Vice President, Community Development Manager at First Midwest Bank, Lesly Flores, explained during the two-week period approved by Congress for the PPP program, many small businesses with less than 50 employees felt hopeless and ignored by some banks and desperately came to First Midwest for help.
First Midwest Bank approached the IHCC and in a short time helped many small Hispanic business owners recommended by our organization to apply for the PPP, even if they were not clients.
In fact, Flores explained, businesses that did not gain access to federal funds before they were completed are on the list to continue the process now that Congress has approved a new extension.
The First Midwest Bank executive explained that the IHCC is highly qualified to speak and listen to businesses, being an organization that acts with transparency and has a vast experience in supporting financial education for the Hispanic communities.
We often see minorities (basically, Hispanics and African Americans) not applying for any financial assistance not knowing how the process works or not receiving the proper advice. That’s why the IHCC’s work is so important, and that is the reason we trust them, Flores said.
With the worldwide crisis, many small Hispanic businesses, both in Illinois and other states, do not have any relationship with banks, which complicates their situation in times when it’s most needed.
First Midwest Bank has a 5-employee division dedicated exclusively in building bridges with communities.
Flores explained the team seeks to support organizations like the IHCC, which helps businesses with all the paperwork needed to apply for any program’s assistance.
“First Midwest Bank biggest goal is helping small businesses to grow,” said Lesly Flores.
Helping the community
That’s why First Midwest Bank has staff who speak Spanish and are constantly promoting programs for small Hispanic businesses.
Part of their job’s responsibility is to visit under serve communities to learn and listen in which way they can help. “All banks have staff relating to their communities, but our smaller institutions have a faster approach with fewer obstacles, our priority is to facilitate the process.
First Midwest Bank has a strong presence in Illinois. They also have offices in Indiana, Iowa, and Wisconsin (where they just acquired a local bank).
Everything is going to change
Another recommendation from Flores for small businesses is to seek help from the IHCC, which is a serious organization with professional programs focused on business education.

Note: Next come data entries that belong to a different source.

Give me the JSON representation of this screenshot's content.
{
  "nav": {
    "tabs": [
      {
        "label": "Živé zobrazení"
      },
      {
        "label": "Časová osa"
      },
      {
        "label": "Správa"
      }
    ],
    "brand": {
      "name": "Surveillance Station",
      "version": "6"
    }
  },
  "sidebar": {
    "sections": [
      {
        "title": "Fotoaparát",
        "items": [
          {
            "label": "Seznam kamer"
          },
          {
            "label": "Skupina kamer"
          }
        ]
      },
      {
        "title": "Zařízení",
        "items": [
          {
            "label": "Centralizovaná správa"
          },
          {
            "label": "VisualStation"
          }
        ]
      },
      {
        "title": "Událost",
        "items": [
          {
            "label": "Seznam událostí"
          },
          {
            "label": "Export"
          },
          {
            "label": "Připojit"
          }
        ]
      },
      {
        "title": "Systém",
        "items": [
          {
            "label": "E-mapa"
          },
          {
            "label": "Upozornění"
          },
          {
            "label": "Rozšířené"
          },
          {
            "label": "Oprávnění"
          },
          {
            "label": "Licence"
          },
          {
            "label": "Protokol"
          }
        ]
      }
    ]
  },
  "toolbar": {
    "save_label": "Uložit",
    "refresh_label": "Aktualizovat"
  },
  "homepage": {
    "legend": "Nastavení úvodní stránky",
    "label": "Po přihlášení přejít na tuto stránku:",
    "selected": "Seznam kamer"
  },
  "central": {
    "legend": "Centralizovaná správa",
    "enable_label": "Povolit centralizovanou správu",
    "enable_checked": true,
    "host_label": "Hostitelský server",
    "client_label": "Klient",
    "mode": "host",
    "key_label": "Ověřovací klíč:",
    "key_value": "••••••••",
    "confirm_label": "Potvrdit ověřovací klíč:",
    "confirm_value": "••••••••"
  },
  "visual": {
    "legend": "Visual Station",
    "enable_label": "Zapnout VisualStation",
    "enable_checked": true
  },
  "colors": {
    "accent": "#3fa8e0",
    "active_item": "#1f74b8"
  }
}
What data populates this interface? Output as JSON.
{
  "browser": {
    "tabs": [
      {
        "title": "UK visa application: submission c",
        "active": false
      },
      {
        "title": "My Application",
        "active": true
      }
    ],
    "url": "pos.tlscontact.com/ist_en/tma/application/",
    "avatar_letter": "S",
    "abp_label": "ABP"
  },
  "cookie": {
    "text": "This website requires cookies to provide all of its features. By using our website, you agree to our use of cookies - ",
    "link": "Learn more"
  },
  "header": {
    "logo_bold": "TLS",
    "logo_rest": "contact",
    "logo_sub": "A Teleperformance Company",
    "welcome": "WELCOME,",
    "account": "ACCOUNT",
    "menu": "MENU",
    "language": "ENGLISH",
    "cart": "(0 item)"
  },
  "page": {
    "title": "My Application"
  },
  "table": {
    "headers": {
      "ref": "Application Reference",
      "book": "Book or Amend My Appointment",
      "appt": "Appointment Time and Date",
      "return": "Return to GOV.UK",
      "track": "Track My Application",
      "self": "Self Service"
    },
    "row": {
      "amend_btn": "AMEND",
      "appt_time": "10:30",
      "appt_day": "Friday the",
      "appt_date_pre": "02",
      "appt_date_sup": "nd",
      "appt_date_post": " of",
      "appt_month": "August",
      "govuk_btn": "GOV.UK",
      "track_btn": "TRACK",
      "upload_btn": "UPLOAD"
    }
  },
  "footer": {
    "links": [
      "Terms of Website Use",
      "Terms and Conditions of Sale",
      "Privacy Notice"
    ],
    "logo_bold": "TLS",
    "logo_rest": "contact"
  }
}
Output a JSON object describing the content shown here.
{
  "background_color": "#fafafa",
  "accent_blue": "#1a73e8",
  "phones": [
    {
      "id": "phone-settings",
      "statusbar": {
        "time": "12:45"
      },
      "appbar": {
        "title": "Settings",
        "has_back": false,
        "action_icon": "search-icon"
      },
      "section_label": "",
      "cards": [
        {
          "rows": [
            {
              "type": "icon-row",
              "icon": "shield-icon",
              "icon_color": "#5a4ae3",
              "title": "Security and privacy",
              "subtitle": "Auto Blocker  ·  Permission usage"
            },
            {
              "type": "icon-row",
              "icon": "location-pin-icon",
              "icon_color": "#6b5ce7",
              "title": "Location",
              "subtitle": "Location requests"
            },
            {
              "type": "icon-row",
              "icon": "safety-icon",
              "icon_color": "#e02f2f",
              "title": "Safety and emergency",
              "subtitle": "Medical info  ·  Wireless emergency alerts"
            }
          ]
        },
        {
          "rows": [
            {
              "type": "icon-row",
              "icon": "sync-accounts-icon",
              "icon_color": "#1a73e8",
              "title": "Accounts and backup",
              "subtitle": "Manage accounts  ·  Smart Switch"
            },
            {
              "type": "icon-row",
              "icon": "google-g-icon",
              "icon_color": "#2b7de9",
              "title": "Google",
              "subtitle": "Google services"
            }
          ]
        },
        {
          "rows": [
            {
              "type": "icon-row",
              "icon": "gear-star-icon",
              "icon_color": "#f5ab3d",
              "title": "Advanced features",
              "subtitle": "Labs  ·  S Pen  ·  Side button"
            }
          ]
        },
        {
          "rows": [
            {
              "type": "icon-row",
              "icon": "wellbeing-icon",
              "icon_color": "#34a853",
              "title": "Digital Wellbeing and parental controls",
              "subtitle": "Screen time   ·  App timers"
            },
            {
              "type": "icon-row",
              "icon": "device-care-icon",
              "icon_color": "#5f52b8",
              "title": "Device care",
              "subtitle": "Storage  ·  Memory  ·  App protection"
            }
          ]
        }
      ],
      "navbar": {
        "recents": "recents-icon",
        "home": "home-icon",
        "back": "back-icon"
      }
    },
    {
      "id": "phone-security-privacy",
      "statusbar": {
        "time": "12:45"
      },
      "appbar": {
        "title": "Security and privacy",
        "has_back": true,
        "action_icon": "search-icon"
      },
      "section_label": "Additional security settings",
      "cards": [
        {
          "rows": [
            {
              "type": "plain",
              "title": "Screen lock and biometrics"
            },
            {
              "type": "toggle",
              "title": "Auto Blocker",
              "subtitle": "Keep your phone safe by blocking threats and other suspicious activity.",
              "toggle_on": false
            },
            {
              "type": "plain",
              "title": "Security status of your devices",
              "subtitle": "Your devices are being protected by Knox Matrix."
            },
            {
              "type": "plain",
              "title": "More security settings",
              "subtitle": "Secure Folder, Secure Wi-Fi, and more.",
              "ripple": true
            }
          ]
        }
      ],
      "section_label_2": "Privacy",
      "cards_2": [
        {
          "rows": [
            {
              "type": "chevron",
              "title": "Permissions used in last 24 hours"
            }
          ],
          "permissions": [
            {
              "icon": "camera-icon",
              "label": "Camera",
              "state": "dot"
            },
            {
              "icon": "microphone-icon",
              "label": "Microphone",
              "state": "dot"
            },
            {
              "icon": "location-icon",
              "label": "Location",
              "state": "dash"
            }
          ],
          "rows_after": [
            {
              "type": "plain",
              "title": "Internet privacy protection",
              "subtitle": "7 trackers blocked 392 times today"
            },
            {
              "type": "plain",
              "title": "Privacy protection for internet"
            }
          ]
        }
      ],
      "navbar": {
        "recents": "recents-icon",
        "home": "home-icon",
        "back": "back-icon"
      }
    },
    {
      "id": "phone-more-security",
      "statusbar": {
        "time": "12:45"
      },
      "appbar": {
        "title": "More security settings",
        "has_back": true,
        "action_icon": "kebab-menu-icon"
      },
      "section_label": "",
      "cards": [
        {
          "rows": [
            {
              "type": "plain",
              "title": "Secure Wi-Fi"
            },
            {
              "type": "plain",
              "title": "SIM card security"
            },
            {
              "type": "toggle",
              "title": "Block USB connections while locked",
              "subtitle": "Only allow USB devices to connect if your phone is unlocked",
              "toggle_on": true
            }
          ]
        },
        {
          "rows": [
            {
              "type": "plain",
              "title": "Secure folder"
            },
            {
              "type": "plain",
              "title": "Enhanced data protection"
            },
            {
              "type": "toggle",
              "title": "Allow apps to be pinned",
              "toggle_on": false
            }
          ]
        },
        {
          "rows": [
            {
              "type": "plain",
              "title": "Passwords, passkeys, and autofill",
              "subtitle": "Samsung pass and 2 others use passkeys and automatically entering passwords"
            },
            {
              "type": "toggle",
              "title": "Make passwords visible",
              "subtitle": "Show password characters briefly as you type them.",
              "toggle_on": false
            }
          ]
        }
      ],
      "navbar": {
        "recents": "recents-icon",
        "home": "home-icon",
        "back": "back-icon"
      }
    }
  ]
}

“Smaller businesses are the ones who are suffering the most. Everything is going to change after this crisis. They need to work hand in hand with organizations like the IHCC to learn, get their finances and paperwork in order, and take advantage of federal assistance opportunities at a time its much need it.”
First Midwest Bank is committed to continuing IHCC’s assistance programs support.